“Empower” is another slippery word, used with good intentions, but when we really break it down, it can have a very negative connotation." Mark Adams, Courageous Conflict: Leading with Integrity and AuthenticityWhat does it really mean that we have empowered those in our schools and those who are followers? Lately, you hear this word "empowerment" a great deal in educational leadership discourse. It's almost a cliche. Yet, does it really have any meaning? Does it really mean that those in subordinate positions have any real power? Perhaps it means the head "Dude" in charge has decided to relinquish a little sliver of power to his underlings in order to give those below just a bit a hope that they have a bit of say. When empowerment is more about making the leader feel "good" about his lording over others, it is probably not effective. Empowerment is too often the "crumb" dangled before those in subordinate positions in order to motivate them to carry out the leader's agenda.
You can't motivate people with fake declarations of empowerment. You can't deceive people in carrying out your program by getting them to believe that they really have a say in the organization.
My advice to those who are told that they have been empowered is the same that Mark Adams offers:
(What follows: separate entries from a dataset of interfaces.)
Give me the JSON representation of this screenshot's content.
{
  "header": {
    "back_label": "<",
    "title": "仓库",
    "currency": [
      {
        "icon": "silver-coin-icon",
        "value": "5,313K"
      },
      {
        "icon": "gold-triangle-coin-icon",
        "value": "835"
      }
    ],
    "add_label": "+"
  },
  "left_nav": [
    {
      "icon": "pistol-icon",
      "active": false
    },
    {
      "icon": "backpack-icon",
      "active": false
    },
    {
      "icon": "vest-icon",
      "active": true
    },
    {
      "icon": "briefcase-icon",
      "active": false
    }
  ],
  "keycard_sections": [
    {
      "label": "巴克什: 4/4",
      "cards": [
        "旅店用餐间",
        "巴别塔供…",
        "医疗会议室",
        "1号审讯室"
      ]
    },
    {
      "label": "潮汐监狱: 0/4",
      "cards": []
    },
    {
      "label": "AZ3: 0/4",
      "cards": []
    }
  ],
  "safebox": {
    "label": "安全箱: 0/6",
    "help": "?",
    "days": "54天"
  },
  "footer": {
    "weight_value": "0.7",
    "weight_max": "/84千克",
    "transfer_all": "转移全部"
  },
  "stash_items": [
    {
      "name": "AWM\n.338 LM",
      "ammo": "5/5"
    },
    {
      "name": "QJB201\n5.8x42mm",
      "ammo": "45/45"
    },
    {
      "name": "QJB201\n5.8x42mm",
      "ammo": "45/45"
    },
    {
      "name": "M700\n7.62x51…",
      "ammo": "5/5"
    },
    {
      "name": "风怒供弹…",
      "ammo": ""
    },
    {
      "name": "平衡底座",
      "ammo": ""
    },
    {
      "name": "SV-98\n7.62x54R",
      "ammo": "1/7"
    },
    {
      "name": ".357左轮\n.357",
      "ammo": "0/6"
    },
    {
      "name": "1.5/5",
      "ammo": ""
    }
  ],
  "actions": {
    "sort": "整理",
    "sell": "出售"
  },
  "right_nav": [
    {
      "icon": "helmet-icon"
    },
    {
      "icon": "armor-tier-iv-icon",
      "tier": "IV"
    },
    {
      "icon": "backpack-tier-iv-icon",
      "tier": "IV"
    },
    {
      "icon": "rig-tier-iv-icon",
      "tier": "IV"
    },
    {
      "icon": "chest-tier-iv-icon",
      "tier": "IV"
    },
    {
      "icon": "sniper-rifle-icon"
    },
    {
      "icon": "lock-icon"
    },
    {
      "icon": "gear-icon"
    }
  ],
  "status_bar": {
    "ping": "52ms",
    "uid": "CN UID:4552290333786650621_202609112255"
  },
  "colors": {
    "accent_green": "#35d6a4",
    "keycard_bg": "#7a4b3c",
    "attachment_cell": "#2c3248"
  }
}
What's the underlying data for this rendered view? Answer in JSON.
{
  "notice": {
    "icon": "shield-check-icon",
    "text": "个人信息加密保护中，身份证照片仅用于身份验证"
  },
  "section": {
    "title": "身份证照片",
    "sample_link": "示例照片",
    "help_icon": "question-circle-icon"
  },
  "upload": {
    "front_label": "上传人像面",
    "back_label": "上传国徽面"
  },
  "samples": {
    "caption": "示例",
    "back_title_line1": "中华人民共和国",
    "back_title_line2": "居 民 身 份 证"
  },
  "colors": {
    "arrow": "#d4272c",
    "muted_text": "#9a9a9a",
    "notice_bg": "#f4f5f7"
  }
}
Rhetoric about empowering others in our leadership is empty if we really do not mean it. It can't mean that we are temporarily giving power to others to do something; it means we are really willing to let go of control and trust others to carry out the tasks we have empowered them to do. Effective leaders who really empower others let go and trust. And, if things fail, they accept that failure and own up to the blame too. That's leadership integrity."Consider that you have just been empowered. What does that mean? Concisely, it means that those who have power are now saying they are temporarily giving us the power to do something, but we really do not own it or possess it."